I see these powers at work in this congregation and in our church body, the Evangelical Lutheran Church in America (ELCA). As a church, we are committed to the practice of accompaniment in this country and around the world. The practice of accompaniment means we don’t swoop into places of pain saying, “We’re here to save the day.” Instead, we show up day in and day out over the long haul building relationships, walking with others and learning from them, working together so that more can experience well-being and wholeness.

This is what we are working to do as an AMMPARO congregation. We accompany our immigrant neighbors through legal clinics and community support efforts. The relationships that have devel- oped through this work have been transformative for our neighbors and for Good Shepherd mem- bers.

This is what we’re doing in supporting the Young Adults in Global Mission program in Hungary. Young adults who are sent there to serve others are also opened to a deeper sense of how to work for God’s justice in the world.

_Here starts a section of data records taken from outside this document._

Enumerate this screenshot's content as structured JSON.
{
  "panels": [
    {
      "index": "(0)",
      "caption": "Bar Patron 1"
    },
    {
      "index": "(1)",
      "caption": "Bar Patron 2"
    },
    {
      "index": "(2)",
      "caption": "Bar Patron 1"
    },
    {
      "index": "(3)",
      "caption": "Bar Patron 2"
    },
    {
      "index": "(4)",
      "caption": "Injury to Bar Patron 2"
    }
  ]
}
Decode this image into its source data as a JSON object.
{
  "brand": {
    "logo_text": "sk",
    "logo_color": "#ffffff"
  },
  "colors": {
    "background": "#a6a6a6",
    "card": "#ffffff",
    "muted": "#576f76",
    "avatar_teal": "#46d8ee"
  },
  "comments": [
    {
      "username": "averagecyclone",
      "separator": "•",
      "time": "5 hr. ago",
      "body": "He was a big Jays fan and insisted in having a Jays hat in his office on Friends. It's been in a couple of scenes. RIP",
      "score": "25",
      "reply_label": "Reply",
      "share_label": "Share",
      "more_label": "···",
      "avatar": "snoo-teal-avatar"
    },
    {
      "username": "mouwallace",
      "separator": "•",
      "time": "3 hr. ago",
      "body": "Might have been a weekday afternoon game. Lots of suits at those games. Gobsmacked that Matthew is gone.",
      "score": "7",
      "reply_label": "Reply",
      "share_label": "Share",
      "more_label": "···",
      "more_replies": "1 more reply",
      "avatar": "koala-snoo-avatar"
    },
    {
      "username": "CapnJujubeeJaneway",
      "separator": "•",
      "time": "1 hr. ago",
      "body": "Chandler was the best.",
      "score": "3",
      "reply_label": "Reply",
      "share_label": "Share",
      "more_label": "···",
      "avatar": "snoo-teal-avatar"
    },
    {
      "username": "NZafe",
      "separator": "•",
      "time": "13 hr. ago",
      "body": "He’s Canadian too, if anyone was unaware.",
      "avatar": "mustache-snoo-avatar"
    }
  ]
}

This is how we’re living as a Reconciling in Christ congregation. We’re seeking to be a community in which trust and understanding grow between people of different backgrounds and identities, where together we practice living out kindness, respect, and compassion.

We don’t have to wait for a hero to fix everything.

We don’t have to try to protect ourselves from the pain of the world.

We are sent out to participate in the healing of creation by taking risks, extending welcome and following Jesus. As we live as participants in God’s kingdom, we are healed and healing flows through us to others.

Beloved of God, you are forgiven, loved, and set free.

You have all that you need to live out God’s love for the sake of the world.

Let’s take a moment for prayer.